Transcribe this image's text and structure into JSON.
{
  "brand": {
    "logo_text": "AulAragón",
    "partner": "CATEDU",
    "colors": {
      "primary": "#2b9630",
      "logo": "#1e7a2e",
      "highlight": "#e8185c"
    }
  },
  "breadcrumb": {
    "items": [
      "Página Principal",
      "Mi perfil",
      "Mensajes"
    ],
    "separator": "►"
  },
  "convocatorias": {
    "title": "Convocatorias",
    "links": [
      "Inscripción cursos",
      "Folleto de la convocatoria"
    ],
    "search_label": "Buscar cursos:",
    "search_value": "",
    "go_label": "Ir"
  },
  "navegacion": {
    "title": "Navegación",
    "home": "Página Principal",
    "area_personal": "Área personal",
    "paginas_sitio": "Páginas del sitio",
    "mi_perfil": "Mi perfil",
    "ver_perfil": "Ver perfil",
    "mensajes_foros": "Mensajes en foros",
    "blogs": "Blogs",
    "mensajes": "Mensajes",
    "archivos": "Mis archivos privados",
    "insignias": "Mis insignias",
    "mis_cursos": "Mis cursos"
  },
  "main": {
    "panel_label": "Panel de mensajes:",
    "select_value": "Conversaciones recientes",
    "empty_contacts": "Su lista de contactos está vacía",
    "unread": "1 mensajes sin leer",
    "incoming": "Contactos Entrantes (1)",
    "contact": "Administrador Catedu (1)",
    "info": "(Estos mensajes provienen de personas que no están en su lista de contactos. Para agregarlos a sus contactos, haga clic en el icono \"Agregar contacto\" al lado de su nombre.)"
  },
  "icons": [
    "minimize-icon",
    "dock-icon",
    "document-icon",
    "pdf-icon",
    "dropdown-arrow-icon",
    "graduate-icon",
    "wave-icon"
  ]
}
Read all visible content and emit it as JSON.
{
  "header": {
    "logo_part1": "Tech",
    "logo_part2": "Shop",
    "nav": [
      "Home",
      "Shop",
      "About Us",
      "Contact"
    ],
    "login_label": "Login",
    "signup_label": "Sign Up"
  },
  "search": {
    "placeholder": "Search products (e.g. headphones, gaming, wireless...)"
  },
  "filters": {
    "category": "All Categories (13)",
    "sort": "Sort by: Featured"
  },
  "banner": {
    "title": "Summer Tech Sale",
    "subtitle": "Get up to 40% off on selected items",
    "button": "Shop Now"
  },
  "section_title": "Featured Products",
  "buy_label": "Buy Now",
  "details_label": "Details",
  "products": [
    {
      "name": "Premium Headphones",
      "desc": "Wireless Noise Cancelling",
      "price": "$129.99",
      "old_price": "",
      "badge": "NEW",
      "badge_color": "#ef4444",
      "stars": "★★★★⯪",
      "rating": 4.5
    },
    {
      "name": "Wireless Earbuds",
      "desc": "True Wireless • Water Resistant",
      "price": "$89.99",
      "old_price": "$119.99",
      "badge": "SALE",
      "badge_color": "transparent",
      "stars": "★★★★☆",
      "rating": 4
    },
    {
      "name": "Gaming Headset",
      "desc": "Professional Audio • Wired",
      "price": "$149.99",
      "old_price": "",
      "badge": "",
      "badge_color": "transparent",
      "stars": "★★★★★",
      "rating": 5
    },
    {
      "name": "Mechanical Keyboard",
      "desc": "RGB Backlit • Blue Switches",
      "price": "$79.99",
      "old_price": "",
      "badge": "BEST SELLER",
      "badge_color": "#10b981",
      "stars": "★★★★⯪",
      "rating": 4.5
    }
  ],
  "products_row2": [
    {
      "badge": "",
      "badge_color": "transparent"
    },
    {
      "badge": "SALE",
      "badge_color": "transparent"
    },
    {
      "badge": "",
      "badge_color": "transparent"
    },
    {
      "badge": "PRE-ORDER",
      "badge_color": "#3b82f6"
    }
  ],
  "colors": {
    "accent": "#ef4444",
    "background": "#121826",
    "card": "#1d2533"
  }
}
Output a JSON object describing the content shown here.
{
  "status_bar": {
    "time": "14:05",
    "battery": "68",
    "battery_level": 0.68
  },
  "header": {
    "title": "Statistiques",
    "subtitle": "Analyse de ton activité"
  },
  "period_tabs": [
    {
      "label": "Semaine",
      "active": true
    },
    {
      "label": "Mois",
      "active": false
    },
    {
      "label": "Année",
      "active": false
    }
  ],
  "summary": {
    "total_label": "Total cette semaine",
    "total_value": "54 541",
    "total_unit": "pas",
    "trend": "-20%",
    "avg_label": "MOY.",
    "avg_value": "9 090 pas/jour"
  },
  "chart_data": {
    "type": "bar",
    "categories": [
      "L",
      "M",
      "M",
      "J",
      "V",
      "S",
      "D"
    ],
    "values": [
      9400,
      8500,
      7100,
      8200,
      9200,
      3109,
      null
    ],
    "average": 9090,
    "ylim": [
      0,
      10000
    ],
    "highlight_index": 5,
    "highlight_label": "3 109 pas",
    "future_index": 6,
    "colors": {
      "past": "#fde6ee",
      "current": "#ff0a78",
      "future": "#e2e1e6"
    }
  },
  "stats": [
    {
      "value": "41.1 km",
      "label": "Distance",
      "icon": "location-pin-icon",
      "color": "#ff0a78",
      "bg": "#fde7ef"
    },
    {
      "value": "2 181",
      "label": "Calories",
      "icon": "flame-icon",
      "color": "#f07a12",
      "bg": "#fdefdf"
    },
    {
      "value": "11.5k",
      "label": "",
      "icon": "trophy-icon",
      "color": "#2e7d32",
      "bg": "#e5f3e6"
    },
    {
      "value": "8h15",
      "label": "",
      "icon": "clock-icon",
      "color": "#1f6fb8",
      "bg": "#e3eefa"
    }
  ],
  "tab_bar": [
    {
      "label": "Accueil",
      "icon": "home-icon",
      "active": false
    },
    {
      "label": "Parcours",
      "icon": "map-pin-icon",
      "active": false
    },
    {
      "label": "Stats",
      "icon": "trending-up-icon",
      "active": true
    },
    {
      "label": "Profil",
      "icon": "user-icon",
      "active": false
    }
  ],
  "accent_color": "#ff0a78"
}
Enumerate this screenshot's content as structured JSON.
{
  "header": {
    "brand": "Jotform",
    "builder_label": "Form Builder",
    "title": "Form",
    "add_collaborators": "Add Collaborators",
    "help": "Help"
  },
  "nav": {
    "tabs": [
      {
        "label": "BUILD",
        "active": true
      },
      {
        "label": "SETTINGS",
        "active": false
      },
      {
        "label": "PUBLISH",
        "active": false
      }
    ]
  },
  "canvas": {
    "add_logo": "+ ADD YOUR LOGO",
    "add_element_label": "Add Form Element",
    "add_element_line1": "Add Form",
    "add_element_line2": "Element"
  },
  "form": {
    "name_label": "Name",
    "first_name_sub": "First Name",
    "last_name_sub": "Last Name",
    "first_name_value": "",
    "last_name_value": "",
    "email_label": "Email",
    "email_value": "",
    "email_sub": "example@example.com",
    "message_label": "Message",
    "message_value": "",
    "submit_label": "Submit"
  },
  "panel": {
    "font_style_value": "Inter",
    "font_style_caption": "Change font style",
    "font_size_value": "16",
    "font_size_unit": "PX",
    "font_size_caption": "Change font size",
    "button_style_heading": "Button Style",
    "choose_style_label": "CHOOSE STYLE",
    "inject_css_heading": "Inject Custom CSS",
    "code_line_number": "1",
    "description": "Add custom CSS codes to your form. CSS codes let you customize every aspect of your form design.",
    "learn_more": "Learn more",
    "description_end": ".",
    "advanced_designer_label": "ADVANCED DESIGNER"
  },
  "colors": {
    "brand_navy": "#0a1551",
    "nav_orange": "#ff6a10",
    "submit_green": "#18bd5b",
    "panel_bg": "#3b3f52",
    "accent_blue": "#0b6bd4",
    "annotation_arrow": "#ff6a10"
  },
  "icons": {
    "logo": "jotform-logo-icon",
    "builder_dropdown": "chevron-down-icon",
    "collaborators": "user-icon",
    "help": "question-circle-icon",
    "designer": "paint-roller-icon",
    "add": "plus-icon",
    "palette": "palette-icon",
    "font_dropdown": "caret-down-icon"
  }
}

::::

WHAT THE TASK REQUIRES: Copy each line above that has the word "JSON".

RESPONSE TO THIS EXERCISE:
Transcribe this image's text and structure into JSON.
Read all visible content and emit it as JSON.
Output a JSON object describing the content shown here.
Enumerate this screenshot's content as structured JSON.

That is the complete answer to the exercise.